■ **What is required**:
Each entry has to be set down again with no alteration.

■ **Data under study**:
+ + + + + + +

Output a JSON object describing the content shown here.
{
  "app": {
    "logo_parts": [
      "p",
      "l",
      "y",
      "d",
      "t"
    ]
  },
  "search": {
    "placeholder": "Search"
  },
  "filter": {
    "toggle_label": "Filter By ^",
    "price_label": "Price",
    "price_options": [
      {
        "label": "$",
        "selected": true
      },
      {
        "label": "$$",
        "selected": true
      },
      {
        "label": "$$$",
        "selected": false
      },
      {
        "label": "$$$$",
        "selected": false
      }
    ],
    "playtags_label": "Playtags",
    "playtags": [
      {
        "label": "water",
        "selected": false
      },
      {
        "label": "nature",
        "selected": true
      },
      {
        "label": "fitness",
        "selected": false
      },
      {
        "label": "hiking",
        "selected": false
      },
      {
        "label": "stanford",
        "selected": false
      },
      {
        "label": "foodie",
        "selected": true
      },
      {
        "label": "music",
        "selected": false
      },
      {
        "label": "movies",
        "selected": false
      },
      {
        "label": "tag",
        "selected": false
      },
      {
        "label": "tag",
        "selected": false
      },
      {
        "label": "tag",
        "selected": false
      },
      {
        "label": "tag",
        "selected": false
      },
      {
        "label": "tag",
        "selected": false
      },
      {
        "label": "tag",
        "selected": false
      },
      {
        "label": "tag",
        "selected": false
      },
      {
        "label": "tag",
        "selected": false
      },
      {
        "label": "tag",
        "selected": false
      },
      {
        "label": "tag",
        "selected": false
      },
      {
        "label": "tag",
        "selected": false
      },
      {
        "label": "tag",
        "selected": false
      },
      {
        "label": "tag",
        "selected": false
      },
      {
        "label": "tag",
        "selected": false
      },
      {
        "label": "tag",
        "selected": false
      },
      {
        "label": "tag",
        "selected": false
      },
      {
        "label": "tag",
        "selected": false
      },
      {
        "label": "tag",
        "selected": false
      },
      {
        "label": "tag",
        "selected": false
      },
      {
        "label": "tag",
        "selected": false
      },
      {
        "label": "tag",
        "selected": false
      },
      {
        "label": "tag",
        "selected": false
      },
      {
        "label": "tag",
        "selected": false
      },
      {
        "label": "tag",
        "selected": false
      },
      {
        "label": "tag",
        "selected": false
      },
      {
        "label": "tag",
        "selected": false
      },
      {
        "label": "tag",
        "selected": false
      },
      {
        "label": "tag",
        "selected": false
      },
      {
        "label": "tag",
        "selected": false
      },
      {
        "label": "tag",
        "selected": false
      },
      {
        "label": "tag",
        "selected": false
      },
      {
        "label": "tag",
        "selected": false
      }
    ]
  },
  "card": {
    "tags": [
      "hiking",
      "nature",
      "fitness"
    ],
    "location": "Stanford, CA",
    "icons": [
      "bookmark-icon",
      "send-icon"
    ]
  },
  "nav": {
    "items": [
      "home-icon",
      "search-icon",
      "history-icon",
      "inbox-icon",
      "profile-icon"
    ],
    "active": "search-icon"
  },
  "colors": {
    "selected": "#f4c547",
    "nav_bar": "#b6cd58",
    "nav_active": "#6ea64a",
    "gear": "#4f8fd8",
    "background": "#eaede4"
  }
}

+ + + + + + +

■ **The completed task**:
Output a JSON object describing the content shown here.
{
  "app": {
    "logo_parts": [
      "p",
      "l",
      "y",
      "d",
      "t"
    ]
  },
  "search": {
    "placeholder": "Search"
  },
  "filter": {
    "toggle_label": "Filter By ^",
    "price_label": "Price",
    "price_options": [
      {
        "label": "$",
        "selected": true
      },
      {
        "label": "$$",
        "selected": true
      },
      {
        "label": "$$$",
        "selected": false
      },
      {
        "label": "$$$$",
        "selected": false
      }
    ],
    "playtags_label": "Playtags",
    "playtags": [
      {
        "label": "water",
        "selected": false
      },
      {
        "label": "nature",
        "selected": true
      },
      {
        "label": "fitness",
        "selected": false
      },
      {
        "label": "hiking",
        "selected": false
      },
      {
        "label": "stanford",
        "selected": false
      },
      {
        "label": "foodie",
        "selected": true
      },
      {
        "label": "music",
        "selected": false
      },
      {
        "label": "movies",
        "selected": false
      },
      {
        "label": "tag",
        "selected": false
      },
      {
        "label": "tag",
        "selected": false
      },
      {
        "label": "tag",
        "selected": false
      },
      {
        "label": "tag",
        "selected": false
      },
      {
        "label": "tag",
        "selected": false
      },
      {
        "label": "tag",
        "selected": false
      },
      {
        "label": "tag",
        "selected": false
      },
      {
        "label": "tag",
        "selected": false
      },
      {
        "label": "tag",
        "selected": false
      },
      {
        "label": "tag",
        "selected": false
      },
      {
        "label": "tag",
        "selected": false
      },
      {
        "label": "tag",
        "selected": false
      },
      {
        "label": "tag",
        "selected": false
      },
      {
        "label": "tag",
        "selected": false
      },
      {
        "label": "tag",
        "selected": false
      },
      {
        "label": "tag",
        "selected": false
      },
      {
        "label": "tag",
        "selected": false
      },
      {
        "label": "tag",
        "selected": false
      },
      {
        "label": "tag",
        "selected": false
      },
      {
        "label": "tag",
        "selected": false
      },
      {
        "label": "tag",
        "selected": false
      },
      {
        "label": "tag",
        "selected": false
      },
      {
        "label": "tag",
        "selected": false
      },
      {
        "label": "tag",
        "selected": false
      },
      {
        "label": "tag",
        "selected": false
      },
      {
        "label": "tag",
        "selected": false
      },
      {
        "label": "tag",
        "selected": false
      },
      {
        "label": "tag",
        "selected": false
      },
      {
        "label": "tag",
        "selected": false
      },
      {
        "label": "tag",
        "selected": false
      },
      {
        "label": "tag",
        "selected": false
      },
      {
        "label": "tag",
        "selected": false
      }
    ]
  },
  "card": {
    "tags": [
      "hiking",
      "nature",
      "fitness"
    ],
    "location": "Stanford, CA",
    "icons": [
      "bookmark-icon",
      "send-icon"
    ]
  },
  "nav": {
    "items": [
      "home-icon",
      "search-icon",
      "history-icon",
      "inbox-icon",
      "profile-icon"
    ],
    "active": "search-icon"
  },
  "colors": {
    "selected": "#f4c547",
    "nav_bar": "#b6cd58",
    "nav_active": "#6ea64a",
    "gear": "#4f8fd8",
    "background": "#eaede4"
  }
}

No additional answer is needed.